In answer to the question he has raised, he observes:
‘The official answer is that any reference [by Europe] to its history would be divisive and not inclusive. But the real answer is: because liberal European culture… rejects Christianity… But… in the absence of adequate substitutes… liberal European culture can produce no notion of European identity… In the end, it opposes the very thing it wishes to promote: the unification of Europe.’
As to the capacity of western societies to preserve a semblance of moral decency and propriety, that too, according to Pera, relies upon their members continuing to accept the core moral values of the Judeo-Christian tradition – notably, the dignity and equal moral status of all humans as ends in themselves, being created by a transcendent God in His image: meaning, that is, with free-will and the capacity to discern the difference between good and evil.
Without adherence to that core value, nothing is able, contends Pera, to check and limit the will of individuals, which may or may not accord with human dignity. The floodgates to moral corruption are thereby opened.
This is illustrated, Pera claims, by the amici curiae brief submitted to the Supreme Court in 1997 by America’s six foremost moral philosophers, all secular humanists to a woman –viz. Ronald Dworkin, Thomas Nagel, Robert Nozick, John Rawls, Thomas M. Scanlon and Judith Jarvis Thompson. In defence of two cases of assisted suicide, they signed a petition maintaining that:
‘Each individual has a right to make the most intimate and personal choices central to personal dignity and autonomy.’
We have come a long way here from Socrates and John Locke who both argued that, being creations of God, none of us has a right to decide when to end our own lives.
Does Pera succeed in making out the case for his claim that westerners need to remain Christians in their self-identification for their societies to remain liberal, united and moral?
This reviewer would dearly love to be able to say that Pera had, especially since he shares Pera’s opinion that a belief in God makes it easier for humans to know and do what is right. As the British statesman Quintin Hogg put the point in his 1947 book The Case for Conservatism:
‘I do not think that there is any hope for the world or my country unless men can come to regard themselves as members of a common brotherhood. But the brotherhood of man is philosophically meaningless and practically unattainable except in the light of the universal Fatherhood of God…. The denial of the fatherhood of God is the root from which spring quite naturally the various heresies which have afflicted the species in our time, the doctrine of race and of class, the worship of the State, the philosophy of dialectical materialism, or the more pragmatic and not less popular creeds of Get-rich-quick, or All’s-fair-in-love-and-war.’
However, Pera’s argument contains a fatal flaw, or at least remains incomplete.

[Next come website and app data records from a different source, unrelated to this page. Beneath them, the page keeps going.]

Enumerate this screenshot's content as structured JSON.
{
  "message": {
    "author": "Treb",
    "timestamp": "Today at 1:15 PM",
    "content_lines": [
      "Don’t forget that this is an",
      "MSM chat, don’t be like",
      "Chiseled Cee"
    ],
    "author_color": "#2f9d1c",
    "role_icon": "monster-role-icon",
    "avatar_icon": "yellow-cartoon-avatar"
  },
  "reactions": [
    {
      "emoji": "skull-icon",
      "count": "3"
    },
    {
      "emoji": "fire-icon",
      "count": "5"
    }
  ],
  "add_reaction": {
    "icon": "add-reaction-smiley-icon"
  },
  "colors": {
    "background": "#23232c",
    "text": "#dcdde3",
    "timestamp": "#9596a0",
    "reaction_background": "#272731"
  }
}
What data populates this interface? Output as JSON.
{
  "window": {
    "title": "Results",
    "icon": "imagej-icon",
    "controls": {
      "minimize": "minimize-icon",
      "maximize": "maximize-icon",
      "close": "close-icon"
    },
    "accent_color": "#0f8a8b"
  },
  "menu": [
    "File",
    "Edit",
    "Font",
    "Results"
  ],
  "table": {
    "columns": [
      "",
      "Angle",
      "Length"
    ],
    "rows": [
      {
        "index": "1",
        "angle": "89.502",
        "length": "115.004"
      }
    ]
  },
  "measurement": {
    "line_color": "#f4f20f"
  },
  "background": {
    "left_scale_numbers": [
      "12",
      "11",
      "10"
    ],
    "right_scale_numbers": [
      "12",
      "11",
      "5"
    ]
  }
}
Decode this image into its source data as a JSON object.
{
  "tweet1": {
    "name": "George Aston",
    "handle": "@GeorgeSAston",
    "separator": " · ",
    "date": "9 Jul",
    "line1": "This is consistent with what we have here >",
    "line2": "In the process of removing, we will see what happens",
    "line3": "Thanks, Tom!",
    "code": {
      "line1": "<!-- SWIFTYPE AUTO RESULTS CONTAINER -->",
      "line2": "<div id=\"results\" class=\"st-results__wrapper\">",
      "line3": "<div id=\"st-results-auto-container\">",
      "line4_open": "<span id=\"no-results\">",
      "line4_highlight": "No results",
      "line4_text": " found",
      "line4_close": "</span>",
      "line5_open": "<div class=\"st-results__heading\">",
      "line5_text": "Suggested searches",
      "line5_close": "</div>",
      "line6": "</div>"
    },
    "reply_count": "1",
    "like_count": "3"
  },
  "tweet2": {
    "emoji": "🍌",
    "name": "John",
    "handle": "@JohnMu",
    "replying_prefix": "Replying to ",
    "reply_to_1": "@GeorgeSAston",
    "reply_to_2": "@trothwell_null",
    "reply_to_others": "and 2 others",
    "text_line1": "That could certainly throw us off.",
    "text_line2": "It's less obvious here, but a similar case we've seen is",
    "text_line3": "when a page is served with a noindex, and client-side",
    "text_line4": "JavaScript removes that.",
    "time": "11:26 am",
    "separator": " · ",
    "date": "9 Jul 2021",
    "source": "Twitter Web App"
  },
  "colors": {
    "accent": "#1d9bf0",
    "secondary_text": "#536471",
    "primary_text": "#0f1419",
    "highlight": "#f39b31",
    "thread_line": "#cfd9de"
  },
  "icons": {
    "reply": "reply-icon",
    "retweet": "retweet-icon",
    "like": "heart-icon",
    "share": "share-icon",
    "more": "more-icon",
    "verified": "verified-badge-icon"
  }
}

We all typically survive the death of our parents, so their having derived from Christianity does not entail that liberal values to endure require acknowledgement of their Judeo-Christian provenance.
Moreover, it is one thing for it to be hard, without belief in God, to perceive and do the right thing. It is another for it to be impossible. As, however, was pointed out by no less consummate a Christian philosopher than Michael Novak in his keynote contribution to the American Enterprise Institute’s 2008 symposium, Religion and the American Future: ‘It is quite clear that without religion some can live good and noble lives’ – or lives as noble and good as those of any believer.
That being so, without further argumentation, those like Pera — and the present reviewer, who would also like to see and believes western societies would benefit from a return to a more self-consciously Christian ethos — have much further work on their hands, to persuade their more secular-minded counterparts to mend their ways and, above all, to call off the present witch-hunt against organized religion, Christianity especially.